The first oil storage tanks were built here in 1933. More industry and storage facilities quickly followed, including gas tanks to store liquefied natural gas shipped from Algeria. These depots were one of the first targets of German bombers in the Second World War. The area was extremely important in the war, and helped to protect London. To prevent enemy shipping reaching London, a large boom was erected, stretching almost two miles south to the Kent coast. It had a movable middle section to allow friendly ships to pass, and was protected by batteries and lights. After the war it was removed, and there is no sign of it today. The only reminder of the wartime importance of this area is the odd pillbox here and there.
After the war the oil companies wanted to expand further. In 1965 a joint Italian/American plan involved an Italian company buying up most of the western half of the island. After spending some £64 million on construction, the project was abandoned. The oil and gas depots have since been scaled back further, leaving some sites derelict. As we left the industrial area, we were greeted with the site of a Hamburg Süd container ship passing by, an impressive sight indeed, and one to which its photograph does not do justice.
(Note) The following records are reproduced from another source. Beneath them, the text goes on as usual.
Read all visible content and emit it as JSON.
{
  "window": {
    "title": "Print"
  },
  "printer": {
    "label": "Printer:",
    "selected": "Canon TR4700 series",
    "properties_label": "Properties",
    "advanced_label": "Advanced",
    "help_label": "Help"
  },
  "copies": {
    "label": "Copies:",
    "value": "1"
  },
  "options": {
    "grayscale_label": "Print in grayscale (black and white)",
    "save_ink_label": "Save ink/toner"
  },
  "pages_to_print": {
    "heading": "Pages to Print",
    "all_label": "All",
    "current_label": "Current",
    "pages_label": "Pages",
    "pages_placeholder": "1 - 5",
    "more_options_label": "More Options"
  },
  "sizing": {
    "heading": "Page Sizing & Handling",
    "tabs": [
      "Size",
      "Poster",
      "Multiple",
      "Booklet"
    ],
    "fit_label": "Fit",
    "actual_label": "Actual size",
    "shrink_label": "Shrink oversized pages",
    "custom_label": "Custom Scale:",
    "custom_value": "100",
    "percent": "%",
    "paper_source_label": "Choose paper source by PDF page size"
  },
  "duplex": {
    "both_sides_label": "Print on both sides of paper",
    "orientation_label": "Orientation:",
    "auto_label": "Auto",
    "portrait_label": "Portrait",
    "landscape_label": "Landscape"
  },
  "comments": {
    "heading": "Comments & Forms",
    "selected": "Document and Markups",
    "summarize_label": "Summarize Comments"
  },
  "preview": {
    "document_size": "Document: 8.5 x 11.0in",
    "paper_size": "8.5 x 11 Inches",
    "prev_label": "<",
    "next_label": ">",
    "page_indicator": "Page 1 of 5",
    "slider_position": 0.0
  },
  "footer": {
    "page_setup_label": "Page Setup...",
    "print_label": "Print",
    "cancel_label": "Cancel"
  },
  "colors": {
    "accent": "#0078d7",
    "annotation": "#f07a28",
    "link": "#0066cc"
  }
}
Beyond the oil depots is the Lobster Smack pub, once a notorious smugglers’ inn, parts of which are said to date from 1510. The inn is mentioned in Charles Dickens’ Great Expectations, and also in his Dictionary of the Thames from Oxford to the Nore, where he described it as “…comfortable and unobtrusive…”. Its reputation is pretty good, so I was told a few weeks ago by a local taxi driver, but it was before opening time when we passed, so we didn’t get the chance to put it to the test. It is at the Lobster Smack where there is a last opportunity to stop abort the walk; heading westward takes you into the wilds of Canvey, where there are no further cut-off points until the northernmost part of the island is reached. We continued on, looking forward to getting away from the developed areas. It was here that we also said goodbye to the Thames estuary for a while and turned north with the sea wall, into Holehaven Creek. We will not be rejoining the River Thames now for another two or three walks.
To be continued…
Points on this walk (copy and paste the co-ordinates into Google Earth):
- Labworth Park Statue: N 51° 30.803 E 000° 35.641
- Thorney Bay: N 51° 30.795 E 000° 35.144
- The Lobster Smack: N 51° 30.675 E 000° 33.170